By Randy C. Davis
TBMB President & Executive Director
An EF5 tornado dropped from the skies five years ago and roared across Oklahoma’s open spaces at 200 mph. It locked on Moore, Okla., then slammed into the modest Oklahoma City suburb filled with middle-class, salt-of-the-earth people. It bulldozed an elementary school. It was over a mile wide and ripped a 17-mile path through the heart of that city. The devastation was comprehensive: 24 people killed, more than 200 injured, and more than $2 billion in damage.
And within hours, Oklahoma and Southern Baptist Disaster Relief teams swooped in to serve people. Among them were nearly 40 chaplains caring for the emotional and spiritual hurts of people. But the great thing about Southern Baptist Disaster Relief volunteers is that every person goes as a minister of the Lord Jesus Christ, even if they are running a chain saw.
I believe one of the most indelible memories for me was an NBC News report where news anchor Brian Williams made a comment about “faith-based FEMA,” and correspondent Harry Smith responded, “As you and I have seen in so many different places in this country, if you’re waiting for the government, you’re going to be in for an awful long wait. The Baptist men, they’re going to get it done tomorrow.”

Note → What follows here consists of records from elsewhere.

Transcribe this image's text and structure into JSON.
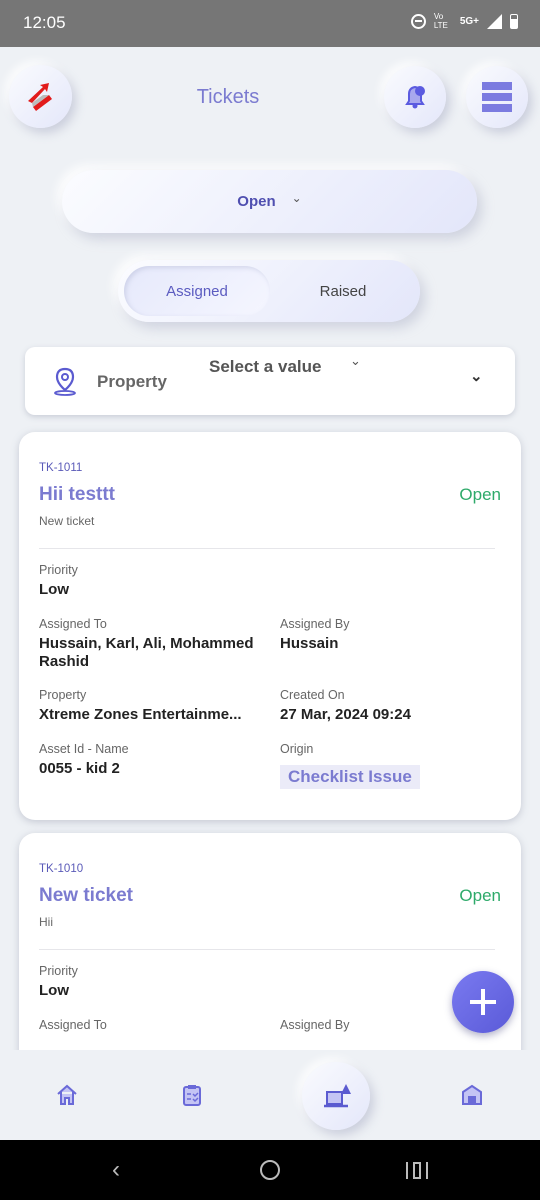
{
  "status_bar": {
    "time": "12:05",
    "network": "5G+",
    "volte": "Vo LTE"
  },
  "header": {
    "title": "Tickets",
    "logo": "app-logo",
    "bell_icon": "bell-icon",
    "menu_icon": "menu-icon"
  },
  "status_filter": {
    "value": "Open"
  },
  "toggle": {
    "options": [
      "Assigned",
      "Raised"
    ],
    "active": "Assigned"
  },
  "property_filter": {
    "label": "Property",
    "placeholder": "Select a value"
  },
  "tickets": [
    {
      "id": "TK-1011",
      "title": "Hii testtt",
      "description": "New ticket",
      "status": "Open",
      "priority_label": "Priority",
      "priority": "Low",
      "assigned_to_label": "Assigned To",
      "assigned_to": "Hussain, Karl, Ali, Mohammed Rashid",
      "assigned_by_label": "Assigned By",
      "assigned_by": "Hussain",
      "property_label": "Property",
      "property": "Xtreme Zones Entertainme...",
      "created_label": "Created On",
      "created": "27 Mar, 2024 09:24",
      "asset_label": "Asset Id - Name",
      "asset": "0055 - kid 2",
      "origin_label": "Origin",
      "origin": "Checklist Issue"
    },
    {
      "id": "TK-1010",
      "title": "New ticket",
      "description": "Hii",
      "status": "Open",
      "priority_label": "Priority",
      "priority": "Low",
      "assigned_to_label": "Assigned To",
      "assigned_by_label": "Assigned By"
    }
  ],
  "colors": {
    "accent": "#7b7bd0",
    "status_open": "#2eaa6a",
    "fab": "#6a6ae6"
  },
  "bottom_nav": [
    "home-icon",
    "checklist-icon",
    "tickets-icon",
    "property-icon"
  ]
}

Smith’s statement is an absolutely perfect assessment of the history of Southern Baptist Disaster Relief (SBDR). SBDR is more than 50 years old while Tennessee Baptist Disaster Relief celebrates its 40th anniversary this year. And it isn’t just a history, it’s a legacy. Whether it is mud-out teams following floods, or chain saw crews clearing trees off of houses, or food-service teams preparing thousands of meals for thousands of people who find themselves destitute in a matter of seconds, a legacy for serving has been built on the sore backs and tired feet of SBDR volunteers. Our folks are among the first in and almost always the last out. They stay long after the photo ops have ended and long after the news interest has faded. Our SBDR volunteers are trained, equipped and respected by organizations like FEMA, the Red Cross, and others with whom they work.
That reputation is no different for our Tennessee Baptist Disaster Relief (TBDR) teams, which I believe are among the finest out there. I think back to our TBDR volunteers still rebuilding houses six years after Katrina devastated the Gulf Coast. Teams were still serving people in the burned-out Smoky Mountains around Gatlinburg months after others pulled out, and we still have teams serving in the wake of the devastating 2017 hurricanes that rocked Florida, Texas, and the Caribbean.
Several years ago, I visited over 40 local associations asking a simple question along the way: What is the thing that Tennessee Baptists are doing together that makes the biggest difference? Two things always topped the responses: Disaster relief and partnership missions.
That answer thrills my heart because Tennessee was one of the first state conventions involved in disaster relief and the first state convention involved in partnership missions. Both ministries have been carried out through the decades with sustained excellence thanks to an army of committed, fully engaged Tennessee Baptist volunteers.
I personally want to express a sincere, heart-felt thank you for every person who has been a part of either of these great ministries. I have an overwhelming sense of gratitude for the Kingdom work you’ve done on behalf of all Tennessee Baptists. You have represented us well.
It would be impossible to fully calculate the immeasurable impact SBDR and TBDR have had over the past 40 years. Only God knows the number of souls saved as a result of the gospel being shared with people during a time of their greatest need. Only He knows the hurts that have been comforted by an encouraging word or a heart-felt hug from a DR volunteer. And that’s okay. Our DR volunteers serve because they love Jesus and love people. And we want to celebrate that along with TBDR’s bright future.
If you are a TBDR volunteer, were a TBDR volunteer, want to learn more about TBDR or simply enjoy celebrating with God’s people, I want to personally invite you to the 40th Anniversary celebration scheduled for July 14 at the Missions Mobilization Center in Mount Juliet. The MMC is itself a testimony to God’s working through long-time TBDR volunteers Don and Ann Davis and their desire to see TBDR flourish well into the future. For more about the celebration, call 615-371-7926, or write firstname.lastname@example.org. You can also register online at https://tn.sbcworkspace.com/Pub/Event/Register/55227959.
It’s a joy to be on this journey with you.